LIMBR (Localized Intolerance Model using Bayesian Regression)
Different parts of a gene can be of differential importance to development and health. This regional heterogeneity is also apparent in the distribution of disease-associated mutations, which often cluster in particular regions of disease-associated genes. The ability to precisely estimate functionally important sub-regions of genes will be key in correctly deciphering relationships between genetic variation and disease. Localized Intolerance Model using Bayesian Regression (LIMBR) is a sub-regional (domains or exons) genic intolerance score. We fit a Bayesian hierarchical model explicitly characterizing depletion in functional variation at both the gene and sub-regional level.
EDS (Enhancer domain score)
Non-coding transcriptional regulatory elements are critical for controlling the spatiotemporal expression of genes. We demonstrated that the sizes and number of enhancers linked to a gene reflects its disease pathogenicity. Moreover, genes with redundant enhancer domains are depleted of cis-acting genetic variants that disrupt gene expression and are buffered against the effects of disruptive non-coding mutations. We have shown that the size and redundancy of a gene’s regulatory domains is closely related to the gene’s importance in development and disease. By combining multiple metrics reflecting enhancer domain size and redundancy, we constructed an “enhancer domain score” that is predictive for disease-causing genes and has comparable accuracy to commonly used metrics of gene essentiality, including pLI, LOEUF and RVIS, that were generated using human exome sequencing data. When EDS differs with these population-scale metrics of gene constraint, EDS is often more effective at identifying developmental and disease genes, especially in genes with short coding sequences.
SynRVIS (Synonymous RVIS)
Synonymous codon usage has been identified as an important determinant of translational efficiency and mRNA stability in model organisms and human cell lines. However, synonymous variation is largely overlooked as a component of human genetic diversity. We introduced synRVIS (synonymous RVIS), which ranks genes by their constraint against changes in codon optimality. We have illustrated that intolerant synRVIS genes are enriched for disease genes and dosage sensitive genes.
- Assistant Professor of Pediatrics

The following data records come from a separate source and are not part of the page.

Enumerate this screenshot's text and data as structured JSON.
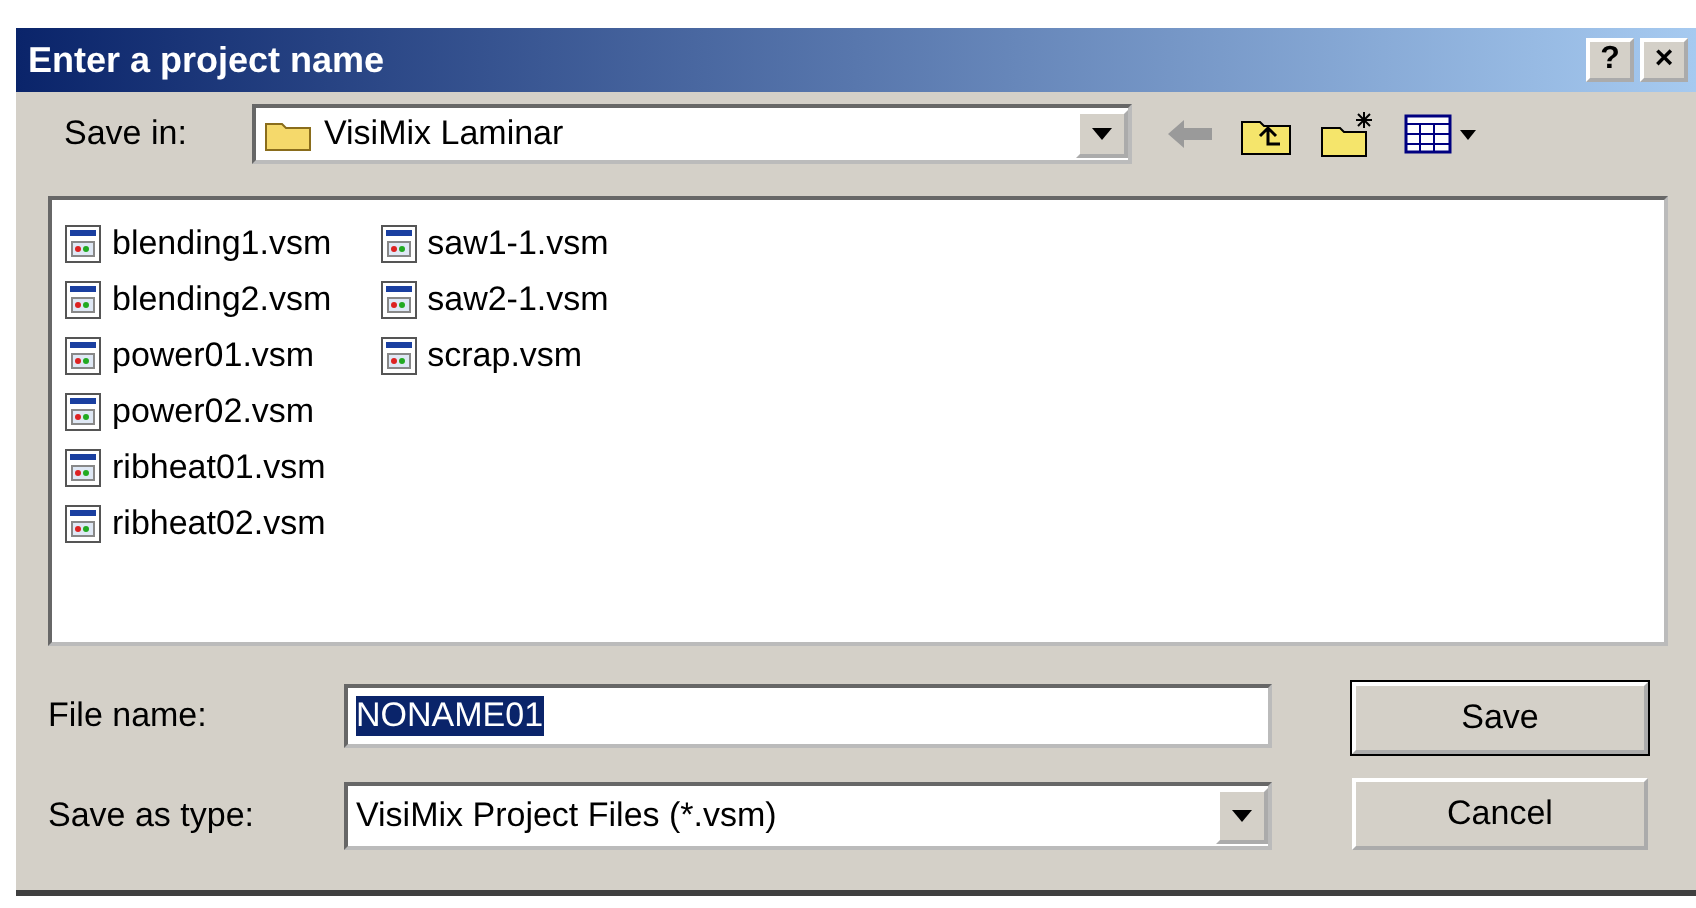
{
  "window": {
    "title": "Enter a project name",
    "buttons": [
      "?",
      "×"
    ]
  },
  "save_in": {
    "label": "Save in:",
    "value": "VisiMix Laminar"
  },
  "files": [
    {
      "name": "blending1.vsm",
      "selected": false
    },
    {
      "name": "blending2.vsm",
      "selected": false
    },
    {
      "name": "power01.vsm",
      "selected": false
    },
    {
      "name": "power02.vsm",
      "selected": false
    },
    {
      "name": "ribheat01.vsm",
      "selected": false
    },
    {
      "name": "ribheat02.vsm",
      "selected": false
    },
    {
      "name": "saw1-1.vsm",
      "selected": false
    },
    {
      "name": "saw2-1.vsm",
      "selected": false
    },
    {
      "name": "scrap.vsm",
      "selected": false
    }
  ],
  "file_name": {
    "label": "File name:",
    "value": "NONAME01",
    "value_selected": true
  },
  "save_as_type": {
    "label": "Save as type:",
    "value": "VisiMix Project Files (*.vsm)"
  },
  "buttons": [
    {
      "label": "Save",
      "default": true
    },
    {
      "label": "Cancel",
      "default": false
    }
  ]
}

Josh focuses on using whole exome and whole genome sequencing data to probe genetic mechanisms in disease processes including epilepsy, ALS and pediatric critical illness. Josh received his MD and PhD (in neuroscience) from Yale University in 2015 where his work focused on subcortical mechanisms of arousal during complex partial limbic seizures. He then completed his pediatric residency at NewYork-Presbyterian - Columbia University Irving Medical Center in 2018 and is continuing his clinical training as a fellow in pediatric critical care medicine.